For more than 25 years, researchers in disciplines such as high-energy physics and mathematics have been able to access the very latest research findings in the online repository known as arXiv (pronounced ‘archive’).
Here, researchers deposit their preprints – complete and public drafts of scientific documents, not yet certified by peer review – to:
- ensure their findings are quickly and widely disseminated
- establish priority of their discoveries
- invite feedback and discussion to help improve the work.

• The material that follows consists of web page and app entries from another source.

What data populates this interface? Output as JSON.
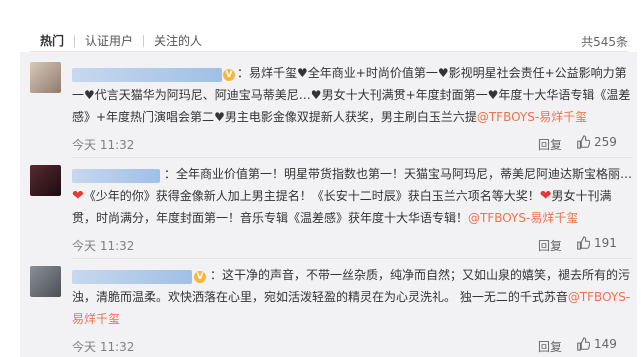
{
  "tabs": {
    "items": [
      {
        "label": "热门"
      },
      {
        "label": "认证用户"
      },
      {
        "label": "关注的人"
      }
    ],
    "count_label": "共545条"
  },
  "comments": [
    {
      "text_prefix": "：易烊千玺",
      "text_main": "全年商业+时尚价值第一",
      "text_b": "影视明星社会责任+公益影响力第一",
      "text_c": "代言天猫华为阿玛尼、阿迪宝马蒂美尼…",
      "text_d": "男女十大刊满贯+年度封面第一",
      "text_e": "年度十大华语专辑《温差感》+年度热门演唱会第二",
      "text_f": "男主电影金像双提新人获奖，男主刷白玉兰六提",
      "mention": "@TFBOYS-易烊千玺",
      "time": "今天 11:32",
      "reply": "回复",
      "likes": "259",
      "avatar_color": "#b9a89a"
    },
    {
      "text_a": "：全年商业价值第一！明星带货指数也第一！天猫宝马阿玛尼，蒂美尼阿迪达斯宝格丽…",
      "text_b": "《少年的你》获得金像新人加上男主提名！《长安十二时辰》获白玉兰六项名等大奖！",
      "text_c": "男女十刊满贯，时尚满分，年度封面第一！音乐专辑《温差感》获年度十大华语专辑！",
      "mention": "@TFBOYS-易烊千玺",
      "time": "今天 11:32",
      "reply": "回复",
      "likes": "191",
      "avatar_color": "#3a1a1f"
    },
    {
      "text_a": "：这干净的声音，不带一丝杂质，纯净而自然；又如山泉的嬉笑，褪去所有的污浊，清脆而温柔。欢快洒落在心里，宛如活泼轻盈的精灵在为心灵洗礼。 独一无二的千式苏音",
      "mention": "@TFBOYS-易烊千玺",
      "time": "今天 11:32",
      "reply": "回复",
      "likes": "149",
      "avatar_color": "#6d7078"
    }
  ],
  "colors": {
    "mention": "#eb7350",
    "list_bg": "#f2f2f5",
    "nick_blue": "#9fc0e6",
    "vip_badge": "#f6b73c",
    "red_heart": "#e53935"
  },
  "icons": {
    "like": "thumb-up-icon",
    "heart": "heart-icon",
    "vip": "vip-badge-icon"
  }
}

Despite these benefits, researchers in the life sciences have been slow to share preprints. While the arXiv holds over 1.2 million articles, the number of preprints shared in the life and biomedical sciences is estimated to be less than 25,000. However, this disguises significant growth over the past two years, which has been aided by the work of ASAPbio, a scientist-driven initiative to promote the productive use of preprints in the life sciences.
While it’s positive that preprints are becoming a recognised part of the scholarly communications ecosystem, the downside is that it’s becoming more difficult for researchers to discover relevant content and to know, for example, which preprints have been subject to some initial screening to weed out ethically questionable or unscientific content.
To address these issues, we’re working with an international group of research funders to explore the value and feasibility of establishing a Central Service for Preprints.
The service would seek to aggregate content from multiple sources – such as the preprint servers listed above – and provide new ways for researchers and machines to search, access and reuse this content.
The consortium includes the:
- Alfred P Sloan Foundation
- Canadian Institutes for Health Research
- Department of Biotechnology (India)
- European Research Council
- Helmsley Trust
- Howard Hughes Medical Institute
- Laura and John Arnold Foundation
- Medical Research Council.
- National Institutes of Health
- Simons Foundation
Read the Complete Blog Post